Pakistan doesn’t quite seem to be playing ball with the US and India when it comes to cooperation on counter-terrorism. There’s no doubt that India’s and America’s interests converge—both want to see Pakistan free of terrorism. But both countries differ in their perception about Pakistan’s seriousness in rooting out terrorism from its soil.
India believes Pakistan, particularly its security establishment, continues to distinguish between the various terrorist groups that operate from its soil. Islamabad has been taking action against the Tehreek-e-Taliban Pakistan (TTP), which has challenged the Pakistan army and American interests, but isn’t willing to defang anti-India groups such as the Lashkar and Jaish-e-Mohammed.
India’s argument, however, has found little resonance in the US establishment till now. US officials feel the Pakistan army’s operation in South Waziristan has a serious intent, worthy of commendation. The Obama administration, in fact, sees Pakistan as a victim of terrorism, citing the dramatic increase in terror attacks over the last three years in Pakistan as compared to India.
More importantly, Obama can’t pressure Islamabad to the point where it covertly begins to oppose his quest to stabilise Afghanistan—a goal he is keen to achieve at the earliest, so as to pull out American troops from there.
Many Indians thus feel that their country should not outsource its Pakistan problem to the US. They feel that India needs to recognise that its and America’s interests on Pakistan don’t always square up. They remain sceptical that the US will do what we require it to do on Pakistan; and think that Pakistan admitted to the role of its citizens in Mumbai only because it’s simply “undeniable”. Where is there any real, substantive action against Hafiz Saeed’s network or dismantling of the terror apparatus, they ask. They think the US is not putting enough pressure on Pakistan.

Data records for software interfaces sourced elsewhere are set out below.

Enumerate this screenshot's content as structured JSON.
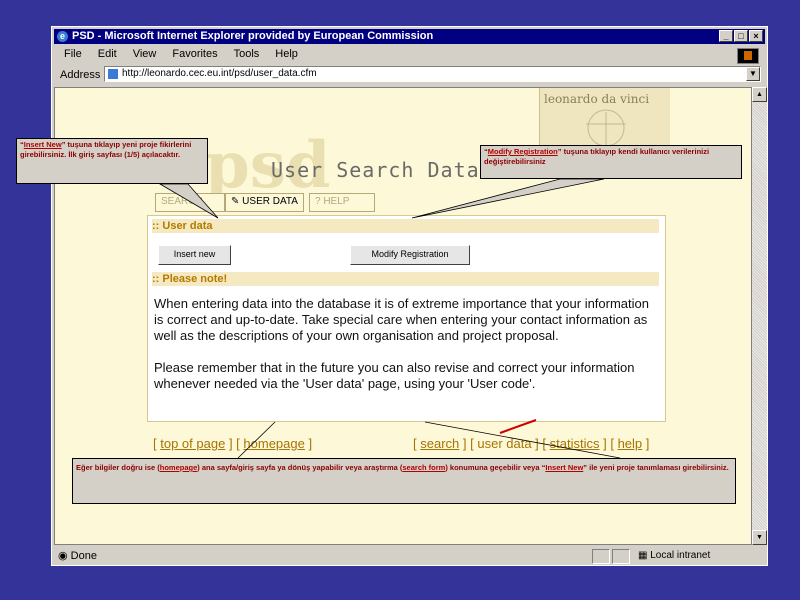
{
  "window": {
    "title": "PSD - Microsoft Internet Explorer provided by European Commission",
    "controls": [
      "_",
      "□",
      "×"
    ]
  },
  "menu": [
    "File",
    "Edit",
    "View",
    "Favorites",
    "Tools",
    "Help"
  ],
  "address": {
    "label": "Address",
    "url": "http://leonardo.cec.eu.int/psd/user_data.cfm"
  },
  "page": {
    "logo_psd": "psd",
    "logo_title": "User Search Database",
    "leonardo": "leonardo da vinci",
    "tabs": [
      {
        "label": "SEARCH"
      },
      {
        "label": "USER DATA"
      },
      {
        "label": "? HELP"
      }
    ],
    "sections": {
      "user_data": ":: User data",
      "please_note": ":: Please note!"
    },
    "buttons": {
      "insert_new": "Insert new",
      "modify": "Modify Registration"
    },
    "note_paragraphs": [
      "When entering data into the database it is of extreme importance that your information is correct and up-to-date. Take special care when entering your contact information as well as the descriptions of your own organisation and project proposal.",
      "Please remember that in the future you can also revise and correct your information whenever needed via the 'User data' page, using your 'User code'."
    ],
    "footer_left": {
      "open1": "[",
      "top": "top of page",
      "mid": "] [",
      "home": "homepage",
      "close": "]"
    },
    "footer_right": {
      "open1": "[",
      "search": "search",
      "mid1": "] [ user data ] [",
      "stats": "statistics",
      "mid2": "] [",
      "help": "help",
      "close": "]"
    }
  },
  "callouts": {
    "c1": {
      "q1": "“",
      "link": "Insert New",
      "rest": "” tuşuna tıklayıp yeni proje fikirlerini girebilirsiniz. İlk giriş sayfası (1/5) açılacaktır."
    },
    "c2": {
      "q1": "“",
      "link": "Modify Registration",
      "rest": "” tuşuna tıklayıp kendi kullanıcı verilerinizi değiştirebilirsiniz"
    },
    "c3": {
      "p1": "Eğer bilgiler doğru ise (",
      "l1": "homepage",
      "p2": ") ana sayfa/giriş sayfa ya dönüş yapabilir veya araştırma (",
      "l2": "search form",
      "p3": ") konumuna geçebilir veya “",
      "l3": "Insert New",
      "p4": "” ile yeni proje tanımlaması girebilirsiniz."
    }
  },
  "status": {
    "text": "Done",
    "zone": "Local intranet"
  }
}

Yet, beyond India’s eagerness to tame Pakistan, there’s also the possibility of Pakistan collapsing. A failed Pakistani state is neither in India nor in America’s interest. Many in the US feel India must factor this into its policy, and accommodate Pakistan to nudge it on to the right track. For instance, Michael Krepon of the Henry L. Stimson Center says, “The bloodletting in Pakistan shows no sign of waning. More mass casualty attacks in Pakistan can be expected, as well as on Indian soil…. Under these circumstances, further delays in the resumption of the Indo-Pak dialogue because Islamabad must ‘do more’ against extremist groups or bring Hafiz Saeed to trial seem questionable, at best.”